→ **Task statement**
Write out the listing below word for word.

→ **Dataset records**
- - - - - - -
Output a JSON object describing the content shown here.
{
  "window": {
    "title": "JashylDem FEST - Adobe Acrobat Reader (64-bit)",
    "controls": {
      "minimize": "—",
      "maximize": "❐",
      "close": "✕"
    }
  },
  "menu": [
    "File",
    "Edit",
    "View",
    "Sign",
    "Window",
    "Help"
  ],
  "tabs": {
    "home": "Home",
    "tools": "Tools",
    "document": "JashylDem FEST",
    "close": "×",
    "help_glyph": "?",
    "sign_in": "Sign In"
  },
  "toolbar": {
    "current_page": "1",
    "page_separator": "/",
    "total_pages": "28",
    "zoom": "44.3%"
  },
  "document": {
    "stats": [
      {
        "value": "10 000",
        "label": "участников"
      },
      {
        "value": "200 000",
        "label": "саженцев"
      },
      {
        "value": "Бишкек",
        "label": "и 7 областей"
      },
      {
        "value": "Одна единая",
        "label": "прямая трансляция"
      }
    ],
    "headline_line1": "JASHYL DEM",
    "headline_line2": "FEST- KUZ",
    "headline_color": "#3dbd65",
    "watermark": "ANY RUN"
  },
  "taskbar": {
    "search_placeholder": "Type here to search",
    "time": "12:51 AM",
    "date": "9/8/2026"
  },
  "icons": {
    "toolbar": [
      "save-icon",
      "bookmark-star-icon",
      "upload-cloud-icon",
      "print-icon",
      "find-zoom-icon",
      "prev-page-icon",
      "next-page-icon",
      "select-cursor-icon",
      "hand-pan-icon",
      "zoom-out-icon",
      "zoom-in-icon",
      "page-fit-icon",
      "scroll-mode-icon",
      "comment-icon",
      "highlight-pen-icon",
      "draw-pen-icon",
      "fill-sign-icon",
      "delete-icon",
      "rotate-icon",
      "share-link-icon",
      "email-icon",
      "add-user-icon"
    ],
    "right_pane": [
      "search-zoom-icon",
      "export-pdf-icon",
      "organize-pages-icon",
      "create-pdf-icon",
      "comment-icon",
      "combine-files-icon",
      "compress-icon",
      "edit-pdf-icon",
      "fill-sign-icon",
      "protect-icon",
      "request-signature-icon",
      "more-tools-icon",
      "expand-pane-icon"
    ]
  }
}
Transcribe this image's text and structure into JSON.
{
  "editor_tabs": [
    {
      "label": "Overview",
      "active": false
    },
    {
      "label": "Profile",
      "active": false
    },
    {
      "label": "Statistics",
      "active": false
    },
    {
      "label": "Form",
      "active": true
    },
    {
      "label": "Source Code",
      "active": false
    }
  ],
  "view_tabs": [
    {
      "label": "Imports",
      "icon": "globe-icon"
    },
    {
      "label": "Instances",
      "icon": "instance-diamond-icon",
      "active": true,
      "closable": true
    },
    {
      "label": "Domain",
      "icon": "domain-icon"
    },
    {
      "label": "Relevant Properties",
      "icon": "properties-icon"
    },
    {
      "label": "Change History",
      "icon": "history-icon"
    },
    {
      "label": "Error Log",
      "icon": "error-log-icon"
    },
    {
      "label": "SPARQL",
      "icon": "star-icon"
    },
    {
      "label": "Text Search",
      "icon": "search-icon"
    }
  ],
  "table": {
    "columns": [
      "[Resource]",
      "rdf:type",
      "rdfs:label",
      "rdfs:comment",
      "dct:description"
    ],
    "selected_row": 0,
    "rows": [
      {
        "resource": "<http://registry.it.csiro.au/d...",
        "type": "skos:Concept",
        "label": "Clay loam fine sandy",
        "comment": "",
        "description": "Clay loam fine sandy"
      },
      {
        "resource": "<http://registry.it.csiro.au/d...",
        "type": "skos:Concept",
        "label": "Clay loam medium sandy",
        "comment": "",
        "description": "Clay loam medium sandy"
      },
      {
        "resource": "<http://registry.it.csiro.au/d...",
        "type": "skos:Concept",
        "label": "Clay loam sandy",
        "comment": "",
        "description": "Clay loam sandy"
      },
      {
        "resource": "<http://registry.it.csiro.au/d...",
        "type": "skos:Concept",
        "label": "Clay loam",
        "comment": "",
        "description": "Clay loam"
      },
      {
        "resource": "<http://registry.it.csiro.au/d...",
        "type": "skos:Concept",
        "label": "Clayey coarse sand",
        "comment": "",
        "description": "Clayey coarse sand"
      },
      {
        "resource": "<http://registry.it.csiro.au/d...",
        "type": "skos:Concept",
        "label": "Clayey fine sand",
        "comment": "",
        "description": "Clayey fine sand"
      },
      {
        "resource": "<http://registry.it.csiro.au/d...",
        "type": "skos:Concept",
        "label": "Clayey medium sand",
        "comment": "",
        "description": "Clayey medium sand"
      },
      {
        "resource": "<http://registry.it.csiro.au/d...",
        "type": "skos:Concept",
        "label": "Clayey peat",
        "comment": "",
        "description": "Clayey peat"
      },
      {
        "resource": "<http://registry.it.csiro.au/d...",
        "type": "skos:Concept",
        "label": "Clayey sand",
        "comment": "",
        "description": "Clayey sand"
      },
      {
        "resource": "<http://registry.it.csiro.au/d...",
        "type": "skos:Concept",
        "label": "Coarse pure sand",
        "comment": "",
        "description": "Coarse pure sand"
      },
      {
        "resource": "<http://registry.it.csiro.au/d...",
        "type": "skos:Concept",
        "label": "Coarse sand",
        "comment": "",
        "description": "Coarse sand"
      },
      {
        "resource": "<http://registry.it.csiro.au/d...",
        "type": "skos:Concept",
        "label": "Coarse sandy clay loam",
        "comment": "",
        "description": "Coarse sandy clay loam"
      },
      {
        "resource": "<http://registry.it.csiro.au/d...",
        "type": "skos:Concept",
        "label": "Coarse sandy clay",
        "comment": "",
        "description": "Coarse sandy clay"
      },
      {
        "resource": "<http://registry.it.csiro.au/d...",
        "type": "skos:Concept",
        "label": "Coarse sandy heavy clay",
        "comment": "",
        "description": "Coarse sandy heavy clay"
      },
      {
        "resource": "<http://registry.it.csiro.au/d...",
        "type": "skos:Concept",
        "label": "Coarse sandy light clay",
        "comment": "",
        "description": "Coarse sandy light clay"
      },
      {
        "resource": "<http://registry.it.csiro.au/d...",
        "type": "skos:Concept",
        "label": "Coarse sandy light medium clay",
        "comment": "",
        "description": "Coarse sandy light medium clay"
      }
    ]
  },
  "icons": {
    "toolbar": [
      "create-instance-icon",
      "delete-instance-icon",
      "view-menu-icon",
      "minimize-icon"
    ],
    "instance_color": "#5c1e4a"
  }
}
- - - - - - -
→ **Reply**
Output a JSON object describing the content shown here.
{
  "window": {
    "title": "JashylDem FEST - Adobe Acrobat Reader (64-bit)",
    "controls": {
      "minimize": "—",
      "maximize": "❐",
      "close": "✕"
    }
  },
  "menu": [
    "File",
    "Edit",
    "View",
    "Sign",
    "Window",
    "Help"
  ],
  "tabs": {
    "home": "Home",
    "tools": "Tools",
    "document": "JashylDem FEST",
    "close": "×",
    "help_glyph": "?",
    "sign_in": "Sign In"
  },
  "toolbar": {
    "current_page": "1",
    "page_separator": "/",
    "total_pages": "28",
    "zoom": "44.3%"
  },
  "document": {
    "stats": [
      {
        "value": "10 000",
        "label": "участников"
      },
      {
        "value": "200 000",
        "label": "саженцев"
      },
      {
        "value": "Бишкек",
        "label": "и 7 областей"
      },
      {
        "value": "Одна единая",
        "label": "прямая трансляция"
      }
    ],
    "headline_line1": "JASHYL DEM",
    "headline_line2": "FEST- KUZ",
    "headline_color": "#3dbd65",
    "watermark": "ANY RUN"
  },
  "taskbar": {
    "search_placeholder": "Type here to search",
    "time": "12:51 AM",
    "date": "9/8/2026"
  },
  "icons": {
    "toolbar": [
      "save-icon",
      "bookmark-star-icon",
      "upload-cloud-icon",
      "print-icon",
      "find-zoom-icon",
      "prev-page-icon",
      "next-page-icon",
      "select-cursor-icon",
      "hand-pan-icon",
      "zoom-out-icon",
      "zoom-in-icon",
      "page-fit-icon",
      "scroll-mode-icon",
      "comment-icon",
      "highlight-pen-icon",
      "draw-pen-icon",
      "fill-sign-icon",
      "delete-icon",
      "rotate-icon",
      "share-link-icon",
      "email-icon",
      "add-user-icon"
    ],
    "right_pane": [
      "search-zoom-icon",
      "export-pdf-icon",
      "organize-pages-icon",
      "create-pdf-icon",
      "comment-icon",
      "combine-files-icon",
      "compress-icon",
      "edit-pdf-icon",
      "fill-sign-icon",
      "protect-icon",
      "request-signature-icon",
      "more-tools-icon",
      "expand-pane-icon"
    ]
  }
}
Transcribe this image's text and structure into JSON.
{
  "editor_tabs": [
    {
      "label": "Overview",
      "active": false
    },
    {
      "label": "Profile",
      "active": false
    },
    {
      "label": "Statistics",
      "active": false
    },
    {
      "label": "Form",
      "active": true
    },
    {
      "label": "Source Code",
      "active": false
    }
  ],
  "view_tabs": [
    {
      "label": "Imports",
      "icon": "globe-icon"
    },
    {
      "label": "Instances",
      "icon": "instance-diamond-icon",
      "active": true,
      "closable": true
    },
    {
      "label": "Domain",
      "icon": "domain-icon"
    },
    {
      "label": "Relevant Properties",
      "icon": "properties-icon"
    },
    {
      "label": "Change History",
      "icon": "history-icon"
    },
    {
      "label": "Error Log",
      "icon": "error-log-icon"
    },
    {
      "label": "SPARQL",
      "icon": "star-icon"
    },
    {
      "label": "Text Search",
      "icon": "search-icon"
    }
  ],
  "table": {
    "columns": [
      "[Resource]",
      "rdf:type",
      "rdfs:label",
      "rdfs:comment",
      "dct:description"
    ],
    "selected_row": 0,
    "rows": [
      {
        "resource": "<http://registry.it.csiro.au/d...",
        "type": "skos:Concept",
        "label": "Clay loam fine sandy",
        "comment": "",
        "description": "Clay loam fine sandy"
      },
      {
        "resource": "<http://registry.it.csiro.au/d...",
        "type": "skos:Concept",
        "label": "Clay loam medium sandy",
        "comment": "",
        "description": "Clay loam medium sandy"
      },
      {
        "resource": "<http://registry.it.csiro.au/d...",
        "type": "skos:Concept",
        "label": "Clay loam sandy",
        "comment": "",
        "description": "Clay loam sandy"
      },
      {
        "resource": "<http://registry.it.csiro.au/d...",
        "type": "skos:Concept",
        "label": "Clay loam",
        "comment": "",
        "description": "Clay loam"
      },
      {
        "resource": "<http://registry.it.csiro.au/d...",
        "type": "skos:Concept",
        "label": "Clayey coarse sand",
        "comment": "",
        "description": "Clayey coarse sand"
      },
      {
        "resource": "<http://registry.it.csiro.au/d...",
        "type": "skos:Concept",
        "label": "Clayey fine sand",
        "comment": "",
        "description": "Clayey fine sand"
      },
      {
        "resource": "<http://registry.it.csiro.au/d...",
        "type": "skos:Concept",
        "label": "Clayey medium sand",
        "comment": "",
        "description": "Clayey medium sand"
      },
      {
        "resource": "<http://registry.it.csiro.au/d...",
        "type": "skos:Concept",
        "label": "Clayey peat",
        "comment": "",
        "description": "Clayey peat"
      },
      {
        "resource": "<http://registry.it.csiro.au/d...",
        "type": "skos:Concept",
        "label": "Clayey sand",
        "comment": "",
        "description": "Clayey sand"
      },
      {
        "resource": "<http://registry.it.csiro.au/d...",
        "type": "skos:Concept",
        "label": "Coarse pure sand",
        "comment": "",
        "description": "Coarse pure sand"
      },
      {
        "resource": "<http://registry.it.csiro.au/d...",
        "type": "skos:Concept",
        "label": "Coarse sand",
        "comment": "",
        "description": "Coarse sand"
      },
      {
        "resource": "<http://registry.it.csiro.au/d...",
        "type": "skos:Concept",
        "label": "Coarse sandy clay loam",
        "comment": "",
        "description": "Coarse sandy clay loam"
      },
      {
        "resource": "<http://registry.it.csiro.au/d...",
        "type": "skos:Concept",
        "label": "Coarse sandy clay",
        "comment": "",
        "description": "Coarse sandy clay"
      },
      {
        "resource": "<http://registry.it.csiro.au/d...",
        "type": "skos:Concept",
        "label": "Coarse sandy heavy clay",
        "comment": "",
        "description": "Coarse sandy heavy clay"
      },
      {
        "resource": "<http://registry.it.csiro.au/d...",
        "type": "skos:Concept",
        "label": "Coarse sandy light clay",
        "comment": "",
        "description": "Coarse sandy light clay"
      },
      {
        "resource": "<http://registry.it.csiro.au/d...",
        "type": "skos:Concept",
        "label": "Coarse sandy light medium clay",
        "comment": "",
        "description": "Coarse sandy light medium clay"
      }
    ]
  },
  "icons": {
    "toolbar": [
      "create-instance-icon",
      "delete-instance-icon",
      "view-menu-icon",
      "minimize-icon"
    ],
    "instance_color": "#5c1e4a"
  }
}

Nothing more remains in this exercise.